"My understanding is that we needed to submit it to ensure that it was part of the record," he said.

Microsoft and the government also are scheduled to file a status report with U.S. District Judge Colleen Kollar-Kotelly on Friday. It is unclear whether that filing might be delayed because of the attacks, which caused massive destruction and which have put the country into a state of grave uncertainty.

In an Aug. 31 brief, the Justice Department and 18 states had asked the Supreme Court to reject Microsoft's appeals bid. Microsoft's request to the high court had continued the software maker's attacks on the behavior of U.S. District Judge Thomas Penfield Jackson, rather than appealing on the merits of the case.

In June, a federal appeals court removed Jackson from the case because of statements he made to the media during the landmark antitrust trial. Microsoft had argued that because Jackson started holding his out-of-court discussions before delivering his two-part ruling--the findings of fact and conclusions of law--the Supreme Court should consider throwing out both documents.

In its June 28 ruling upholding eight separate antitrust violations against Microsoft, the Court of Appeals found merit in throwing out Jackson but not his ruling.

In its Wednesday legal brief, Microsoft reiterated its contention that Jackson's violation of the codes of conduct governing judges' behavior warrants Supreme Court review.

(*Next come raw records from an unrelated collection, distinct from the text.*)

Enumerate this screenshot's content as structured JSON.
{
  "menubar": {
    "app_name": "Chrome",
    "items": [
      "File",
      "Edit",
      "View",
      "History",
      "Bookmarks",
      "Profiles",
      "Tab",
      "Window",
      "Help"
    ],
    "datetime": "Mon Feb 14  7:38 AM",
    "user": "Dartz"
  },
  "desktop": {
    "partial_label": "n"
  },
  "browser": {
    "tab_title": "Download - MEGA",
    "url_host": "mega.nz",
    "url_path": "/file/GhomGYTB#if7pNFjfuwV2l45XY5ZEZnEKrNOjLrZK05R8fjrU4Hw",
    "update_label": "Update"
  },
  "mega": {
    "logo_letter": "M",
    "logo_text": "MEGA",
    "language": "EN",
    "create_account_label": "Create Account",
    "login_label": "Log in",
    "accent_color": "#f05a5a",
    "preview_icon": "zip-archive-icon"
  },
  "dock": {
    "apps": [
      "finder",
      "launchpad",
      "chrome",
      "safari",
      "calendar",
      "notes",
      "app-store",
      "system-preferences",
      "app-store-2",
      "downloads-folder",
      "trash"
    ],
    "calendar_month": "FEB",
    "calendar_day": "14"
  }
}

"Tainted findings"
Microsoft faulted the Court of Appeals for not throwing out the ruling, arguing that the action "cannot be reconciled with decisions of other circuits that have ordered new trials for far less egregious violations" of the codes of conduct governing judges' behavior.

The software giant asked the Supreme Court to "grant review now before further proceedings" at the district court level, to which the appeals court had remanded the case and which would rely on "tainted findings of fact and conclusions of law that must be vacated."

But legal experts questioned whether the high court would want to tackle this issue.

"Was Judge Jackson's conduct so bad it warranted not only requiring his removal but starting the whole proceeding over?" Lande said. "That's a fact-based analysis, and the Supreme Court does not like to engage in fact-based analysis."

While Microsoft asks for consideration from the nation's highest court, the company is preparing for proceedings to resume before the U.S. District Court for the District of Columbia. Microsoft and the government are expected to meet with Kollar-Kotelly on Sept. 21.

Legal experts also expect the judge to ask the two sides to file a joint status report to facilitate settlement discussions.

"After all, both sides have to talk to draft the joint proposal," said Rich Gray, a Silicon Valley-based antitrust lawyer closely following the trial. "That certainly can't hurt."

Even as legal proceedings continue, the possibility of a settlement in the case remains open. Speculation about settlement talks increased last week after the Justice Department said that it would not pursue a breakup of Microsoft as a punishment for anticompetitive activities and that it would not retry the claim that Microsoft illegally integrated its Internet Explorer Web browser with Windows 95 and 98.

If Microsoft were to successfully negotiate a settlement with the government, antitrust issues would not completely disappear. Private litigants--including consumers and competitors--could use Jackson's ruling to help bolster their cases.

"Settlement won't make all those private lawsuits go away," Gray said.

Microsoft also faces another challenge on that front: New York Attorney General Elliot Spitzer and California Attorney General Bill Lockyer last week warned that they would be willing to seek separate sanctions if they feel the Justice Department is too soft on Microsoft.

Besides having the resources to pursue independent remedies against Microsoft, the two states are home to some of the company's biggest competitors such as AOL Time Warner and Sun Microsystems.

Also, when the case returns to court, the Justice Department and the 18 states are expected to ask for additional discovery to probe new Microsoft technologies. The government seems particularly interested in Windows XP, Passport authentication and Microsoft's .Net software-as-a-service strategy.